Damn, I forgot Mouse. But surely Mouse was not a qualified wizard in Fantasia? He was an apprentice. And a clumsy one at that. Imagine Lord
Of The Rings if Gandalf had been such a bumbling klutz. It’d be fucking mental.
If Mickey Mouse was not a qualified wizard, then he hadn’t became a wizard of [anything]. Am I right? So wouldn’t that [techincally] just make him a Wizard Of? Gandalf as a bumbling klutz? That would make Lord of the Rings slightly more entertaining. Now instead, imagine Waiting for Guffman with Gandalf (and not Ian McKellan (sorry, SIR Ian McKellan) but GANDALF) as Corky St. Clair. Still donning that oversized baglady-esque wizard costume but doing all the same lines and everything. However… that means we’d miss out on that amazing mushroom cut and it’s hard for one to imagine a mushroom cutted character without their mushroom cut. Is that the right way to say it? Mushroom cutted? Can I get that in the dictionary? What about the Urban Dictionary?
P.S. Is it okay that this interview is turning bonkers? Should we get back on topic?
This thing has gone pleasingly bonkers, but you’re right. We risk losing 75% of Foxy’s readership. Let me ask you a couple of questions about Women In Tragedy. First, what made you decide to form a band after you released Diane Arbus?
The order of events [is] a little weird because I recorded that as two albums and finished it up in 2008. During that time and when it finally came out in 2011 I released a few [other] things but mostly for free digitally through the label Plasticrane. If you listen to those recordings you can hear how my songwriting was just aching for a live band. I was also getting more and more into hardcore, metal, etc. and getting more acquainted with the local scene. I first took a stab at it as just a two piece with one of my oldest friends Mark Hays, and we did one long 20 minute song for one show. Mark left, but then other musicians trickled in and Medusa and Angel Breath/Moth EP were written.
I just wanted to clarify the order of which all this happened because I’ve noticed that I’ve confused people in the past with my music being so all over the place but I’ve always felt that if you were to listen to it all in order of when it was recorded it would make a lot more sense and you would even see how turning WIT into a full band made so much sense. Currently, we’ve written 5 songs as a trio and will be recording them soon and playing a few local shows before my drummer and bassist depart for their other projects. Then I will be looking for friends to play music with again. As for Wizard Of, that’s a whole new ball game, baby.
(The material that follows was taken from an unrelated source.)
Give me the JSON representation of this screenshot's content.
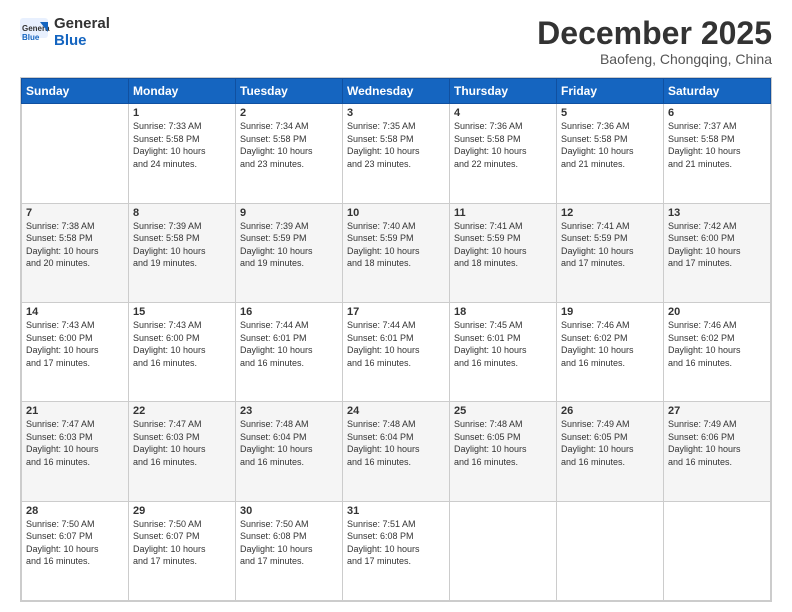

Disclaimer: The consumption of alcohol may have been a factor at certain points throughout this interview.
Grave Juice and all other Wizard Of releases are available from Bob’s bandcamp page.